In 2011, Amazon launched Amazon Lockers, which allows Amazon shoppers to place orders via the web and then very conveniently pick up their purchases at brick-and-mortar retailers. An idea that appeared to seamlessly bridge online and offline commerce hit a snag last week when both Staples and Radio Shack pulled out of the program. It’s not too surprising since Amazon is one of the two retailers’ biggest competitors. But the question remains whether or not Staples and Radio Shack had the right technology to do the most comprehensive testing to procure the insights they needed to make such a big decision? When millions of Amazon’s brown boxes crisscross the nation on a daily basis, wouldn’t this enormous number actually translate into increased foot traffic and perhaps sales?
A Staples spokesperson told Bloomberg that Amazon “didn’t meet the criteria we set up together.” A RadioShack spokesperson said Amazon’s “locker program didn’t fit into RadioShack’s move forward strategy.” Sounds pretty anecdotal. Where’s the data to back up these statements?
As brick-and-mortar retailers add innovative programs such as Amazon Lockers to continue to bridge the online and offline gap, it’s critical to understand their direct impact on sales and the customer experience. In the past, there were so many operational unknowns, but now it is possible for brick-and-mortar retailers to get detailed, reliable, and easily understood measurement of how shoppers behave in their stores that provide insights that retailers can use to make smart decisions. Retailers should measure and understand the answers to questions like:
- Traffic: How many shoppers came to pick up their Amazon products and then stayed shopping in the store? How do the Lockers impact store traffic and sales?
- Impulse Buys: Do the stores with Amazon Lockers see more impulse purchases or upsell opportunities, and what’s the impact on sales, margin, and profitability?
- Geography: How do the stores with Amazon Lockers perform compared to those without? How do these stores perform in certain regions? (e.g. Do they perform best next to universities?)
- Location: Does the actual location of the Amazon Lockers affect store sales? Does putting them in certain areas of the store impact shopper traffic or purchasing patterns?
- Demographics: Which demographics (gender/age) does your store target and do these demographics match up with those using the Amazon Lockers?
- Staffing: Are employee hours being wasted explaining how to use Amazon Lockers? Or do they present opportunities for more employee/shopper interaction that lead to sales?

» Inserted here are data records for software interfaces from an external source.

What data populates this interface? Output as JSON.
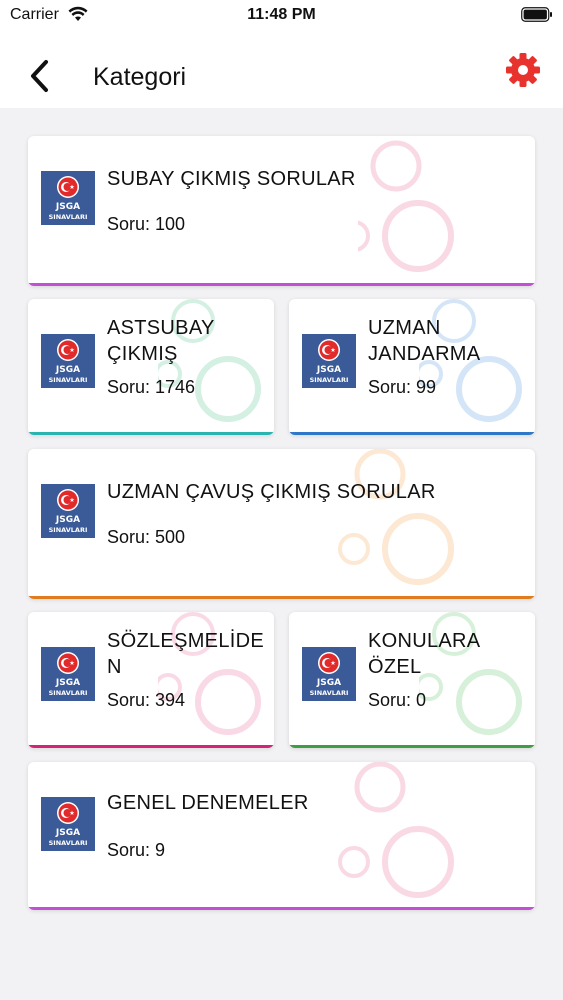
{
  "status_bar": {
    "carrier": "Carrier",
    "time": "11:48 PM"
  },
  "header": {
    "title": "Kategori"
  },
  "logo": {
    "line1": "JSGA",
    "line2": "SINAVLARI"
  },
  "categories": [
    {
      "title": "SUBAY ÇIKMIŞ SORULAR",
      "count": "Soru: 100",
      "color": "#c34fd4"
    },
    {
      "title": "ASTSUBAY ÇIKMIŞ",
      "count": "Soru: 1746",
      "color": "#2bb3b0"
    },
    {
      "title": "UZMAN JANDARMA",
      "count": "Soru: 99",
      "color": "#2f78c7"
    },
    {
      "title": "UZMAN ÇAVUŞ ÇIKMIŞ SORULAR",
      "count": "Soru: 500",
      "color": "#e07b1f"
    },
    {
      "title": "SÖZLEŞMELİDEN",
      "count": "Soru: 394",
      "color": "#d3227a"
    },
    {
      "title": "KONULARA ÖZEL",
      "count": "Soru: 0",
      "color": "#3f9e44"
    },
    {
      "title": "GENEL DENEMELER",
      "count": "Soru: 9",
      "color": "#c34fd4"
    }
  ]
}
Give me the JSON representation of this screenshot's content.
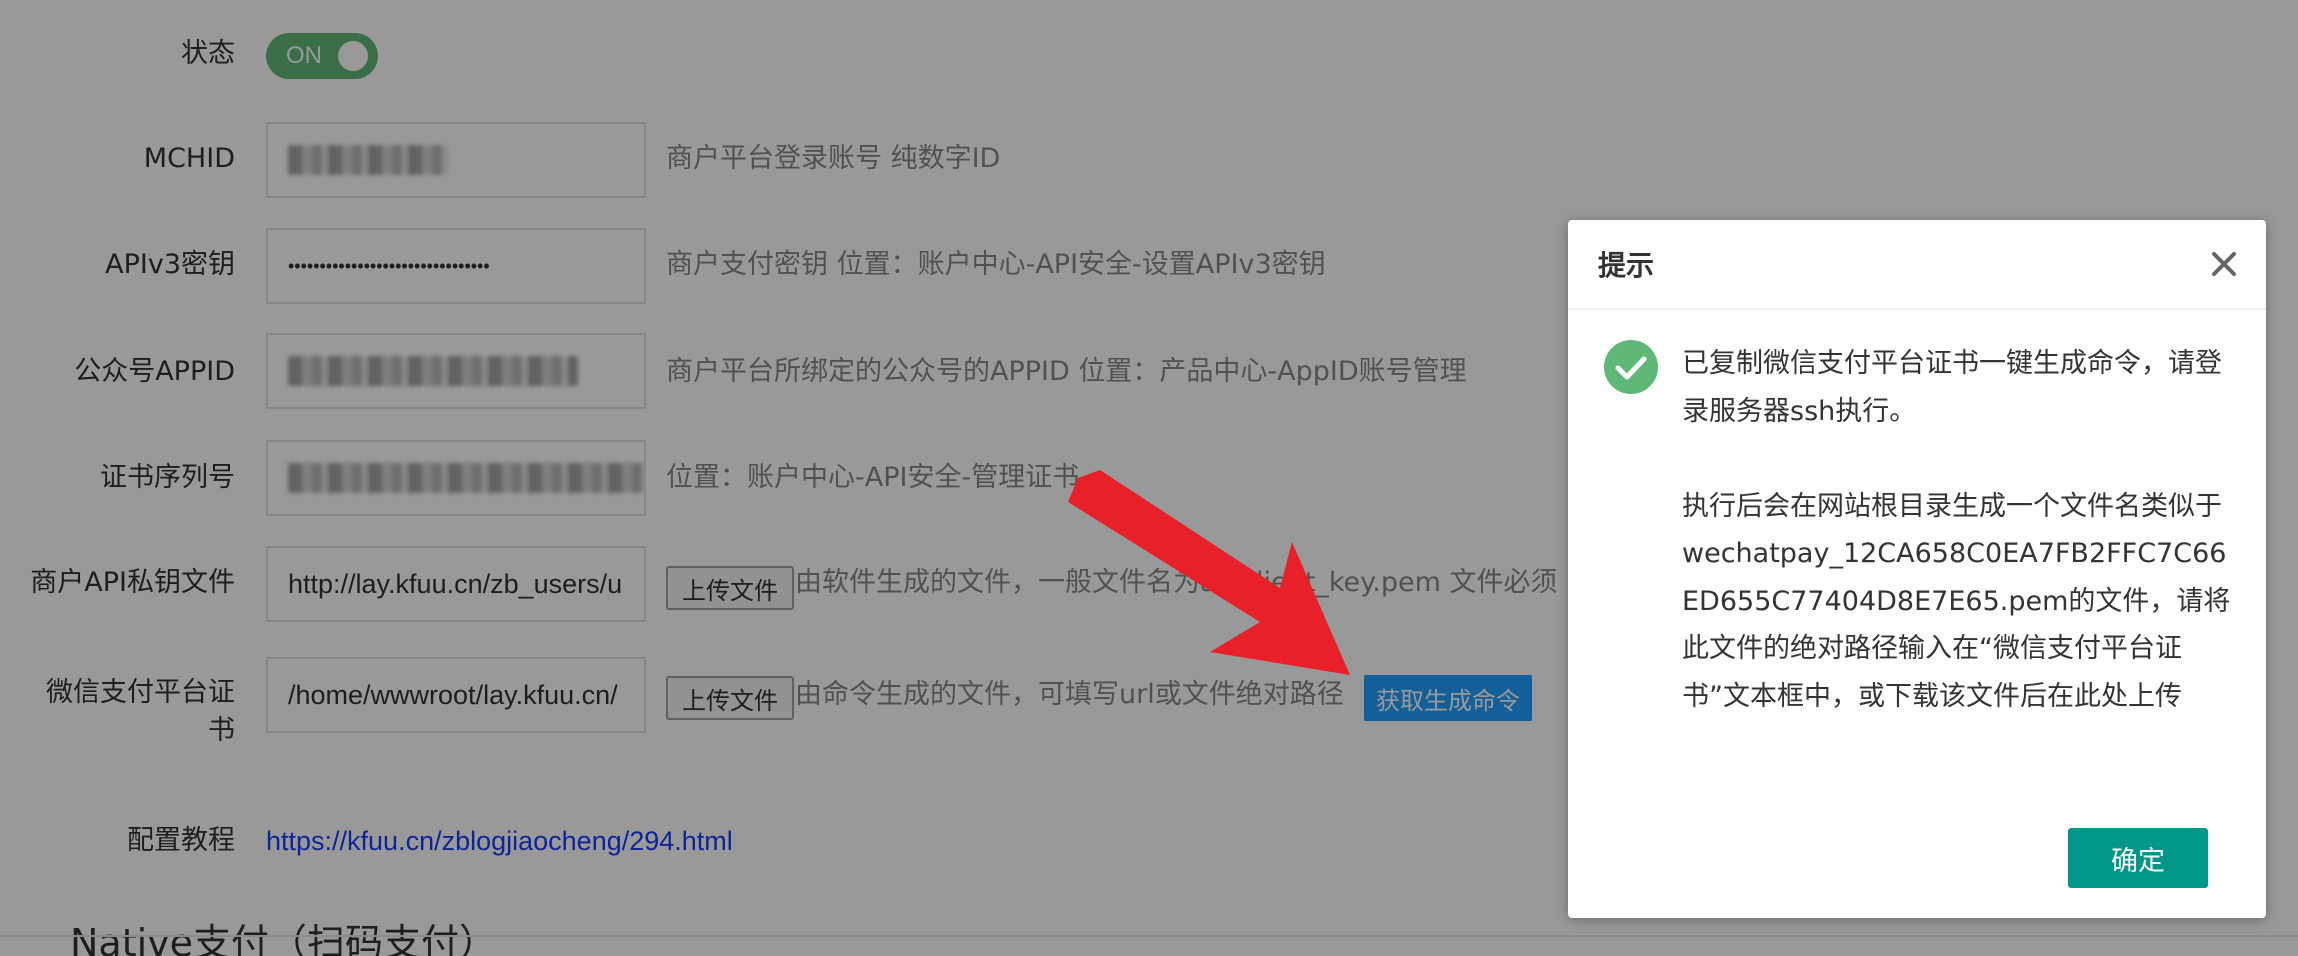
{
  "form": {
    "status": {
      "label": "状态",
      "switch_text": "ON"
    },
    "mchid": {
      "label": "MCHID",
      "hint": "商户平台登录账号 纯数字ID"
    },
    "apiv3": {
      "label": "APIv3密钥",
      "value": "••••••••••••••••••••••••••••••••",
      "hint": "商户支付密钥 位置：账户中心-API安全-设置APIv3密钥"
    },
    "appid": {
      "label": "公众号APPID",
      "hint": "商户平台所绑定的公众号的APPID 位置：产品中心-AppID账号管理"
    },
    "serial": {
      "label": "证书序列号",
      "hint": "位置：账户中心-API安全-管理证书"
    },
    "private_key": {
      "label": "商户API私钥文件",
      "value": "http://lay.kfuu.cn/zb_users/u",
      "upload_label": "上传文件",
      "hint": "由软件生成的文件，一般文件名为apiclient_key.pem 文件必须"
    },
    "platform_cert": {
      "label": "微信支付平台证书",
      "value": "/home/wwwroot/lay.kfuu.cn/",
      "upload_label": "上传文件",
      "hint": "由命令生成的文件，可填写url或文件绝对路径",
      "command_button": "获取生成命令"
    },
    "tutorial": {
      "label": "配置教程",
      "link": "https://kfuu.cn/zblogjiaocheng/294.html"
    }
  },
  "section": {
    "title": "Native支付（扫码支付）"
  },
  "dialog": {
    "title": "提示",
    "message": "已复制微信支付平台证书一键生成命令，请登录服务器ssh执行。\n\n执行后会在网站根目录生成一个文件名类似于wechatpay_12CA658C0EA7FB2FFC7C66ED655C77404D8E7E65.pem的文件，请将此文件的绝对路径输入在“微信支付平台证书”文本框中，或下载该文件后在此处上传",
    "ok_label": "确定"
  },
  "icons": {
    "close": "close-icon",
    "success": "check-circle-icon",
    "arrow": "red-arrow-annotation"
  },
  "colors": {
    "switch_on": "#5fb878",
    "primary_button": "#009688",
    "command_button": "#1e9fff",
    "arrow": "#e8202a",
    "link": "#1a3cff"
  }
}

Just this week eBay announced its answer to Amazon Lockers: “Click and Collect”. But instead of lockers, eBay purchases will be held at pick-up points within brick-and-mortar retailers. This is yet another great opportunity for savvy retailers to test and measure this important new source of data and strive to understand the effect on their business.